Compared to a decade ago, the number of female solo travellers has skyrocketed amid the many bloggers and influencers flying the flag for female empowerment. New hashtags on social media have been introduced including #womenwhoexplore, #wearetravelgirls and #femmetravel to encourage women to be bold and adventurous.
Solo travelling for women can certainly feel intimidating with questions placed over safety, but a small leap of faith can go a long way and completely change what you thought you knew about the world, and, importantly, yourself. The message is loud and clear: we should not fear the challenge but embrace it. There’s no doubt, though, that some countries are better for women who are travelling alone, and if you’re plucking up the courage to plan your own odyssey, Japan is the ideal place to begin. Here’s why:
Himeji Castle - (image: Shing Lin Yoong)
Japan has one of the lowest crime rates in the world
Safety is at the top of the list of concerns preventing females from exploring the globe alone. Without the security of being in a group, there’s no one to watch your bag, or your back, and no one to put you at ease in an unfamiliar place. For a sense of safety, it’s good to let the statistics do the talking. According to the 2016 UNODC statistics (United Nations Office on Drugs & Crime) Japan was recognised as having the lowest murder rate in the world, and furthermore, consistently ranks among the top 10 safest countries in the world on the Global Peace Index. This being said, opportunistic crimes happen wherever you go, so be sure to pack a healthy dose of common sense.
Want a photo? No problem!

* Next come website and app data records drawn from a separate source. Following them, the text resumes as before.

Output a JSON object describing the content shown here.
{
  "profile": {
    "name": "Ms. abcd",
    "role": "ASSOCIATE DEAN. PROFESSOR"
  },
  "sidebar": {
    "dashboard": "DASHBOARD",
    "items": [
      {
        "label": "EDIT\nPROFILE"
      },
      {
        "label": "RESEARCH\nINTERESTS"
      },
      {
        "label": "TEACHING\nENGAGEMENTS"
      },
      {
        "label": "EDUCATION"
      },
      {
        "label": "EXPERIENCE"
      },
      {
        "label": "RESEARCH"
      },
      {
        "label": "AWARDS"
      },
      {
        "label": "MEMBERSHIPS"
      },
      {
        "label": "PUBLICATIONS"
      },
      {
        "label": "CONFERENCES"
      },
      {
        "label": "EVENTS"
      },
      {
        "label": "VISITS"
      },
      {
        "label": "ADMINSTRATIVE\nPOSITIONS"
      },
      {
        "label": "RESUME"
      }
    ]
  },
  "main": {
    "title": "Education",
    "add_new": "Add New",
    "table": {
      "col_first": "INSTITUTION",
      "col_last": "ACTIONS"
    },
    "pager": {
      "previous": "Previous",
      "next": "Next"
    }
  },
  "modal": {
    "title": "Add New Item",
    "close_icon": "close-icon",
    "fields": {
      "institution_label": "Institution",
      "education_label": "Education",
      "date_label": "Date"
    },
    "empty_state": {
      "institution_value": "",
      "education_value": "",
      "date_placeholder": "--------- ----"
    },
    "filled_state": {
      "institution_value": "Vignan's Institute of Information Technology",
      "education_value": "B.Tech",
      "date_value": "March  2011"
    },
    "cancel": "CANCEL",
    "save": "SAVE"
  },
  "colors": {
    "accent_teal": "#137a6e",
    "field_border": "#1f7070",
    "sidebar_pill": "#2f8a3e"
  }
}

One of the downsides of travelling solo is that you’re rarely in any of the photos. Granted, this is a self-indulgent ‘problem’ – we don’t need to plaster a smiling image of ourselves in every destination and upload it to social media to prove we’ve been. Definitely not. But still, a photo allows us to relive precious moments from our travels that may otherwise get lost between the dust and clutter of our grey matter.
Now how many times have you asked a stranger to take your photo, only to see a wonky horizon or discover the top of your head has been chopped off? I’ve lost count. But in Japan it’s a different story. Every time I asked a passerby to take my photo, there wasn’t a blurry image or decapitated head in sight – the Japanese have perfected the art of photography down to a tee.
Kyoto - (image: Shing Lin Yoong)
It has the most efficient and safest transport in the world
What I struggle with the most when solo travelling is finding reliable transport. Taxis can be cripplingly expensive, I’ve been ripped off by tuk-tuk drivers in the past, and the rigmarole of bus cancellations have wrecked entire days of travelling. Using public transport can be tough and tiresome when you have to pass through the whole alphabet before getting from A to B.
Thankfully, there are none of these troubles when using the Shinkansen high-speed trains. They operate like clockwork and connect every major city together at 200mph. Since the Shinkansen has been running, impressively there hasn’t been a single passenger fatality or injury due to train accidents, so you’re definitely in safe hands. Furthermore, some lines such as the Keihan Main Line from Kyoto to Osaka, have women-only cars on their trains.
Fushimi Inari - (image: Shing Lin Yoong)
A place to express your individuality
Foreign countries often have different cultural standards of decency and sometimes even have laws relating to dress code, so it’s important to research the rules of the fashion police before arriving at your destination. Fortunately, Japan isn’t a difficult country to pack for and you should find most styles of dress are accepted. Though as a general rule of etiquette in any country, it’s a good idea to look at what the locals wear to assess what’s appropriate or not. In more rural areas of Japan, people tend to be more conservative so make wearing a top that covers your cleavage standard practice. However, in Tokyo anything goes!
I’ve always thought of fashion as an extension of someone’s personality, and Tokyo is the place to wear your personality in as much colour or craziness as you desire. If you love dressing up, then you’ll find your spiritual home in Harajuku. This area of Tokyo is renowned for its offbeat trends and subculture fashion, much of which has been influenced by video games, manga and anime to create their own aesthetic.
Miyajima - (image: Shing Lin Yoong)
The kindness of strangers
The greatest gift of solo travel has been those I’ve met along the way, even for only brief moments. I experienced many acts of kindness. During the times I got lost and needed directions, someone always came to my rescue. To my astonishment, a few people even went completely out of their way to walk me to where I needed to be. These gestures might be small, but they make a big difference to solo travellers.
It’s not always easy navigating a new place by yourself, but remember: fortune favours the bold.